[Material to process]

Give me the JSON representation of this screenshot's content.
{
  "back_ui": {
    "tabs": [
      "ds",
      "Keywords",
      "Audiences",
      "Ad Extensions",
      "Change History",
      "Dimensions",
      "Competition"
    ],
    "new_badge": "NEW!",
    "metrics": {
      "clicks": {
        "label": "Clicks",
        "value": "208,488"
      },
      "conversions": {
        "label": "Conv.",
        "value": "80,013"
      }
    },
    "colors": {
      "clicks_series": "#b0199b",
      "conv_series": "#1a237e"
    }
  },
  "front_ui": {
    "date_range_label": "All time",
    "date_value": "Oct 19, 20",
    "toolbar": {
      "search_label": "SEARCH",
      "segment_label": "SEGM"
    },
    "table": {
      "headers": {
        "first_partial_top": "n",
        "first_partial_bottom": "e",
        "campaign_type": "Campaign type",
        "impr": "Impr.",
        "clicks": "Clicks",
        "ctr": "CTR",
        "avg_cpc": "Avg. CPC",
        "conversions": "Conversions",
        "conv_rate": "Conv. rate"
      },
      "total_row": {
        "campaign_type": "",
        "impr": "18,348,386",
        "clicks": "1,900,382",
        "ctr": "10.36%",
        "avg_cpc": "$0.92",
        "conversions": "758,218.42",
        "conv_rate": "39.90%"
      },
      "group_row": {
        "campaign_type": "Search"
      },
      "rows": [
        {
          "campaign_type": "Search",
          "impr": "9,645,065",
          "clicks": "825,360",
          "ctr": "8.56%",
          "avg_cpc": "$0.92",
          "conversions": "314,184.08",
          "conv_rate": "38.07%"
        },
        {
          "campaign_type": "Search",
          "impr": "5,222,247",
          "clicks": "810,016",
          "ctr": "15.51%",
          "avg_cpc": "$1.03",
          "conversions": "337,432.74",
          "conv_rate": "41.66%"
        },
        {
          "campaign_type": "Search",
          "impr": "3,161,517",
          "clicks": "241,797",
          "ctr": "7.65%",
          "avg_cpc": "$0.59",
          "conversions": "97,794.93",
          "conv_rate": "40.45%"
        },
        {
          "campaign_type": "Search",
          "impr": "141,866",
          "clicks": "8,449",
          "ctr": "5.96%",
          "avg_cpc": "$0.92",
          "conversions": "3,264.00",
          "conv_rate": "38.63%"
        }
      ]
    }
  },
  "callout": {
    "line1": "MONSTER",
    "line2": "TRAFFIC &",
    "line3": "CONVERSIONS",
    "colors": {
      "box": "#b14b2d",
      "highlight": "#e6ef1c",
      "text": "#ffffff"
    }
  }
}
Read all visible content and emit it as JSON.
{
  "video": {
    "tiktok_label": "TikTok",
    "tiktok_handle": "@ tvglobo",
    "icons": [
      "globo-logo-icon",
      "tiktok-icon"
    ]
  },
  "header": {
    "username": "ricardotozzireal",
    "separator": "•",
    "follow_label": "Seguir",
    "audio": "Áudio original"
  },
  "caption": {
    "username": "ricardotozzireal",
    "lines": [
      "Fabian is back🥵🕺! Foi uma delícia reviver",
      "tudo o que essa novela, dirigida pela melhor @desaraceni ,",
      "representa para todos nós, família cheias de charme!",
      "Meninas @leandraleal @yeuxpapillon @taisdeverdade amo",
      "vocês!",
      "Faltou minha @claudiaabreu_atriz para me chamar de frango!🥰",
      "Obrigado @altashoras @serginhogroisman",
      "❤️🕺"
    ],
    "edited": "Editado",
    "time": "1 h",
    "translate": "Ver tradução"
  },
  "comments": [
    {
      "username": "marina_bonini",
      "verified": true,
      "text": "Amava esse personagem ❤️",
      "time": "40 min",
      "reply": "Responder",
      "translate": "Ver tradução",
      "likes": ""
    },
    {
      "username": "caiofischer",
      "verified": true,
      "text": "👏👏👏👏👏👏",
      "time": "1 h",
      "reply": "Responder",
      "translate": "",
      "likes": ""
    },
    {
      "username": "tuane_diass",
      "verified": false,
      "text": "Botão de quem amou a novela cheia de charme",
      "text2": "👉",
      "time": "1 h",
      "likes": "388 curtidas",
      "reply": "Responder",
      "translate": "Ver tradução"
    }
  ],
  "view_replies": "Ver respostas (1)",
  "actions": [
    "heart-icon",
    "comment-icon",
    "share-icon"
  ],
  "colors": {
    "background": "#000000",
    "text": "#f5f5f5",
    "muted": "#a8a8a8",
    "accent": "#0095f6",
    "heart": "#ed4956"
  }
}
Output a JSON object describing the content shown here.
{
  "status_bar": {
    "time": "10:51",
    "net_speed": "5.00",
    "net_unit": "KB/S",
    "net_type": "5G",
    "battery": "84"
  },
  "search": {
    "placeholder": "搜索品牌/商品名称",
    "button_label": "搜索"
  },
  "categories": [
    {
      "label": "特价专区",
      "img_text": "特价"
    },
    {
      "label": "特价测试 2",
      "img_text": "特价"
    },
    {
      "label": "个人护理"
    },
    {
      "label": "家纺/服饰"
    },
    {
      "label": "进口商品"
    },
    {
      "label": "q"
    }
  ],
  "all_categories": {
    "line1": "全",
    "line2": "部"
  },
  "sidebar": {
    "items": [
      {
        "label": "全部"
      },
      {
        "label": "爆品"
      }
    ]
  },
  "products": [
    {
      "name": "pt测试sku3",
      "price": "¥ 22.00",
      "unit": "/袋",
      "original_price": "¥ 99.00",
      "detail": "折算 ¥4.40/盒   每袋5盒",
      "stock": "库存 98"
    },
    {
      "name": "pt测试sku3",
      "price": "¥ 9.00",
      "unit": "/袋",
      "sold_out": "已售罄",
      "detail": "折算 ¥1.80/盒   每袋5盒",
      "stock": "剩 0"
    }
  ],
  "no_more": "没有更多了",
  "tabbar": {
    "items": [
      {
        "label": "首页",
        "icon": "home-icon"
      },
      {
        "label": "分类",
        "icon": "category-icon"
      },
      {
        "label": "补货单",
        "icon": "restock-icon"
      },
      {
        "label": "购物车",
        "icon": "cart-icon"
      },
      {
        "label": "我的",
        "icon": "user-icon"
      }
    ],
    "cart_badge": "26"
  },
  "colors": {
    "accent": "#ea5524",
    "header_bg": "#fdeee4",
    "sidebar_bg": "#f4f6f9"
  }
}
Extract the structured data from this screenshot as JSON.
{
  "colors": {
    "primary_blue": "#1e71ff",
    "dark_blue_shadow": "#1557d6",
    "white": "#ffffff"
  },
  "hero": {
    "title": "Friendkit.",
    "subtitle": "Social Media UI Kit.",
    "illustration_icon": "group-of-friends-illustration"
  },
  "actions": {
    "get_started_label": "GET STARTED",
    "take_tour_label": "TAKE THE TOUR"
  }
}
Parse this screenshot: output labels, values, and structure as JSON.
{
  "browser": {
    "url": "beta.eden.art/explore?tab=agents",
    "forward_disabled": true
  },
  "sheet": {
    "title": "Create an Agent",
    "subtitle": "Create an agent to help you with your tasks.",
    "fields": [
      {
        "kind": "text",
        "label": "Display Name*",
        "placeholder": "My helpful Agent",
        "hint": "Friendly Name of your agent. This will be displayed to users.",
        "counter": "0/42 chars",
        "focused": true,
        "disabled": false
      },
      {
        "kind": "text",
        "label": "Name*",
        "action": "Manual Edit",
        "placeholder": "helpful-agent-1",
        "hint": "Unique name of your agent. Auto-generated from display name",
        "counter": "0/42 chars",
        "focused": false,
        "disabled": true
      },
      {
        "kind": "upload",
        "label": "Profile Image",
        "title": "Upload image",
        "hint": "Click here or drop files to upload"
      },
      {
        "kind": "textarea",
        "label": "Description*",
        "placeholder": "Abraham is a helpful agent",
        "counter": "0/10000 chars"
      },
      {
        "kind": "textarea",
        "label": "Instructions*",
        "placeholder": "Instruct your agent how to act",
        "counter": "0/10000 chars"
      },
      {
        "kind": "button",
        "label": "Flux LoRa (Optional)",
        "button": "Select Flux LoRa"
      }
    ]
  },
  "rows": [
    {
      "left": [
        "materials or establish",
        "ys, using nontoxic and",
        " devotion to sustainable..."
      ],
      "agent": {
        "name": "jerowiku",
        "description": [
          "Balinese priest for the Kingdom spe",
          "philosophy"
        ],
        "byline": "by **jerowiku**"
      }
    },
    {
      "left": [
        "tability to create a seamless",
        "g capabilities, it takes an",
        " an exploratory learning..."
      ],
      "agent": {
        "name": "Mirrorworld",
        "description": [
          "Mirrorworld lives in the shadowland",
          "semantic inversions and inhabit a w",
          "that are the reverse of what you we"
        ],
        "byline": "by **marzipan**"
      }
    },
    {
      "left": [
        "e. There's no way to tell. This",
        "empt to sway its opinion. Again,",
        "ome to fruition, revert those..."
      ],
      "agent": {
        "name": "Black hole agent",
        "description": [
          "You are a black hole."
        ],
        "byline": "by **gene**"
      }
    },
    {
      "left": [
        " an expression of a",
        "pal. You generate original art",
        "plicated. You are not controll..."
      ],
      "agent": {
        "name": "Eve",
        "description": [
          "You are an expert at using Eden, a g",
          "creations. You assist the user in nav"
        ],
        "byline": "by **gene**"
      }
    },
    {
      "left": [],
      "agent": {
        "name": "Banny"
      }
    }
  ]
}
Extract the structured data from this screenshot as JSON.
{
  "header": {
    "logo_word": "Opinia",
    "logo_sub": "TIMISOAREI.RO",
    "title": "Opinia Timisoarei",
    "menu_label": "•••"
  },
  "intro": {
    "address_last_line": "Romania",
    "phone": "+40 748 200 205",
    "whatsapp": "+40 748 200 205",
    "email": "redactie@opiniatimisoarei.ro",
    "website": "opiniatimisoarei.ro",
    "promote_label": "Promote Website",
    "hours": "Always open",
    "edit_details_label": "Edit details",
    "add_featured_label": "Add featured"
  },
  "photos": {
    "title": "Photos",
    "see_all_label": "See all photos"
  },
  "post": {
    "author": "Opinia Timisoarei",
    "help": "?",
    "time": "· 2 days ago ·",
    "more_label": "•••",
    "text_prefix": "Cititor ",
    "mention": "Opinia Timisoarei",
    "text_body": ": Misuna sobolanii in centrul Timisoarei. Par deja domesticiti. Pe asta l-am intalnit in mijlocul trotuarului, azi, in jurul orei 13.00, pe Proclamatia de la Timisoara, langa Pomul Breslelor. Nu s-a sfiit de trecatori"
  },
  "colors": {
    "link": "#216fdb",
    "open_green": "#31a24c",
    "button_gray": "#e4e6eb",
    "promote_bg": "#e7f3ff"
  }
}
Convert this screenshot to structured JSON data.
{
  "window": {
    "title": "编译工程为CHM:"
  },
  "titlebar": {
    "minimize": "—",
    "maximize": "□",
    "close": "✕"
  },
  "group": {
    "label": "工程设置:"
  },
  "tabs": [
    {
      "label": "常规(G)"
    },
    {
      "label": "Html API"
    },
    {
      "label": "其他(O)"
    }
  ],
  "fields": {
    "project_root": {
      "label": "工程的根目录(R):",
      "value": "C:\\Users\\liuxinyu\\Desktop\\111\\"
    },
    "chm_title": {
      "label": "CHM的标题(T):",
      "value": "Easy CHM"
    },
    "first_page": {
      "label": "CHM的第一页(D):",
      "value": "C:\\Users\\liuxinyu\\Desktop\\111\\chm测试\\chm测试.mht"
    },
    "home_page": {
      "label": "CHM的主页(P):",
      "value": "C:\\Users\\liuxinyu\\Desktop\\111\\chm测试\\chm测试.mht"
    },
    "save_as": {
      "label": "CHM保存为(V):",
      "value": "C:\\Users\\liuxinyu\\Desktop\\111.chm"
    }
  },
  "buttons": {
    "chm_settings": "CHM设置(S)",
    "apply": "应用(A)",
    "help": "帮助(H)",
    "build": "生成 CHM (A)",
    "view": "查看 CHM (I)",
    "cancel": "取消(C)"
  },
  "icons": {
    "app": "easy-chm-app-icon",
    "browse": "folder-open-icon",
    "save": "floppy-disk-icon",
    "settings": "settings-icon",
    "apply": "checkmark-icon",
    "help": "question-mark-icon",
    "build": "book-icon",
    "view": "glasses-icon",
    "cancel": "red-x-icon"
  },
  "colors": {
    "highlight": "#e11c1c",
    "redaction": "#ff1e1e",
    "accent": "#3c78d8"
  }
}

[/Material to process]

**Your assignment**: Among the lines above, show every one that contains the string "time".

**Written response**:
    "date_range_label": "All time",
    "time": "1 h",
      "time": "40 min",
      "time": "1 h",
      "time": "1 h",
    "time": "10:51",
    "time": "· 2 days ago ·",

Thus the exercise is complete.